Here’s a picture of Enceladus from Cassini. The image was taken from a distance of 832,000 km (517,000 miles). The Sun and the camera are on opposite sides of the moon. The light provided to be able to see the moon and the now famous jets of water is “Saturnshine”, light reflected off Saturn.
You might have seen the news of Curiosity finding water on Mars. The soil sample contained two percent water. This is the first direct measurement as far as I know. There have been estimates of soil water detected by the HEND instrument on the Mars Odyssey. I managed to find the reference. Further findings will be very interesting, I’d look in one of the “gullies”, then again I’d be doing all sorts of things that might be fun for me but not for the mission.
Two percent is quite a lot I would think considering. Seems like there are a few variables too, like soil particle size. I’m assuming, and I say that because I don’t know nor have I been able to find out for sure, is this hygroscopic water (i.e. beyond capillary water)? I would think it would sublimate when exposed, continuing to look at that. Here’s the story. If anybody knows leave a comment.
There will be an attempt a docking tomorrow morning (Sunday, 29 Sept.). Coverage starts at 08:30 UTC (04:30 EDT).
I’ll put a video link here before hand.
Capture was successful. Nice and smooth as far as I could see. I noted about a four second delay between the streamed version and the television. Had a little bit of a time getting the right feed and then my computer decided to spaz out for a few minutes. Not a disease or anything but ever since a couple updates ago, we seem to have these little “fits”. LOL.

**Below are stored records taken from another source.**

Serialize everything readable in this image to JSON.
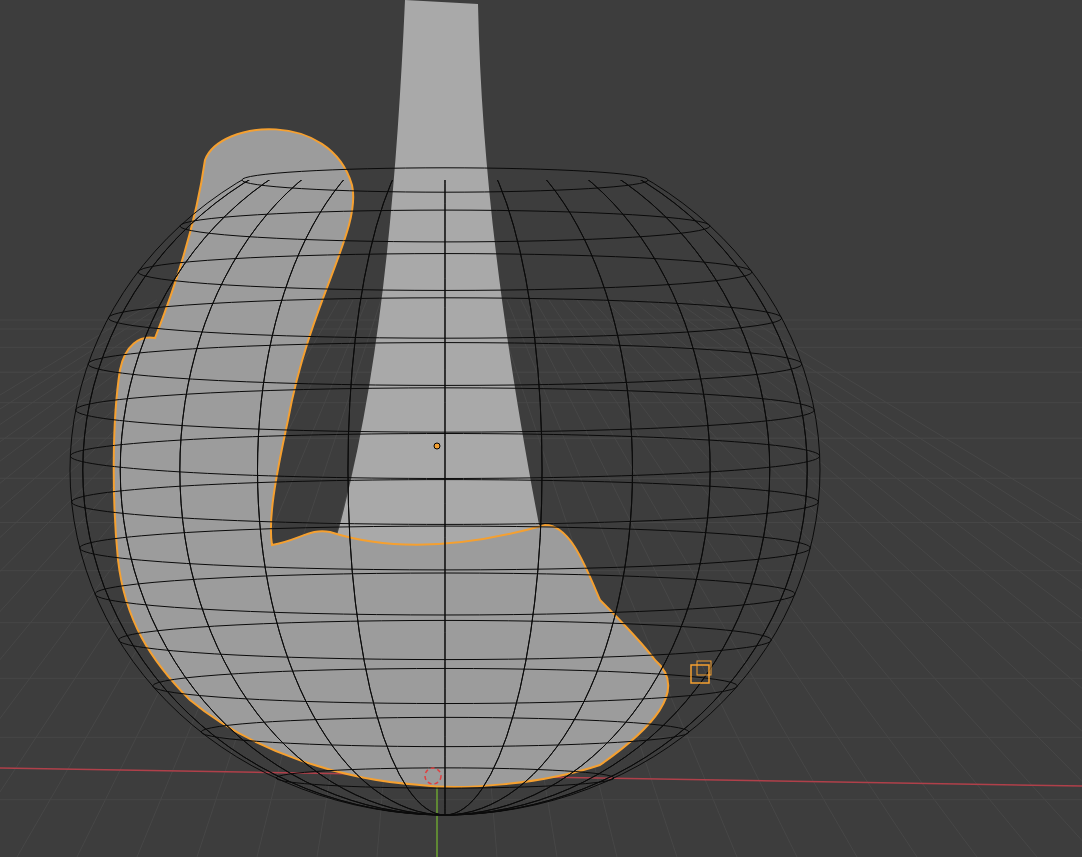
{
  "viewport": {
    "objects": [
      {
        "kind": "cone",
        "selected": false
      },
      {
        "kind": "sculpt",
        "selected": true
      },
      {
        "kind": "wire-sphere",
        "selected": false
      }
    ]
  }
}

Cygnus is now attached!
There will be yet another launch tomorrow too. Space X is scheduled to launch the Falcon 9 with Canadian research satellite (and the Canadian Space Agency) and MDA Corp.
The launch window opens at 16:00 UTC. I’ll have more on that launch tomorrow morning.
Mini-jet in Saturn F ring, click for a zoomed in version. Credit: NASA/JPL-Caltech/Space Science Institute
Here’s a Cassini image of a “mini-jet” in the F ring of Saturn. The mini-jets are thought to be caused by low-speed collisions of material in the F ring and this causes dusty material from the ring.
The mini-jets are sometimes called exotic trails (actually what I’ve always called them), to learn more about them have a look here.
This image is from the “dark side” of the rings, that is below the ring plane by about 48 degrees from a distance of about 1.4 million km (841,000 miles) on June 20, 2013.
Here’s a link to the original image at the Cassini page at JPL.
See the newly launched Cygnus Spacecraft in flight:
Do you want to see the Cygnus spacecraft in flight? You can go to Heaven’s Above PLUS(!) you can see if you will be able to observe the Juno spacecraft flyby of Earth on its way to Jupiter and of course the ISS sightings and other spacecraft.
For those who downloaded Stellarium from a few posts back you can set that up for the appropriate time and really narrow down where to look. I’ve been doing that lately with the morning passes of the ISS and it works very well.
BTW: You will need to configure Heaven’s Above. It’s easy and safe, I’ve been registered for nearly 10 years and NEVER got any unwanted email, hmmm, to be honest no email at all. So don’t worry about such things.
Cassini’s look at Saturn and an arc of the rings. Image NASA/JPL-Caltech/Space Science Institute
It seems like its been a while since I put a Cassini image up and this one is very nice. The image was taken from a distance of 1.1 million km (657,000 miles) using the wide-angle camera in the near-infrared light.
It almost seem like the rings have a dish shape to them.
See the full image and caption at the JPL Photojournal page Arc Across the Heavens.
Tomorrow there is a scheduled launch of the Orbital Sciences Corp. Antares rocket and Cygnus spacecraft on a demonstration mission to the ISS.
The launch was delayed due to weather concerns holding up the roll-out and a technical communications issue Friday. A look at the expected weather conditions on Wednesday shows no concerns, nice and sunny with temperatures around 22 C (72 F).
Launch is set for 14:50 to 15:05 UTC / 10:50 to 11:05 EDT.
We will have more on the launch and a link to the live shot tomorrow morning. Hope you can make it!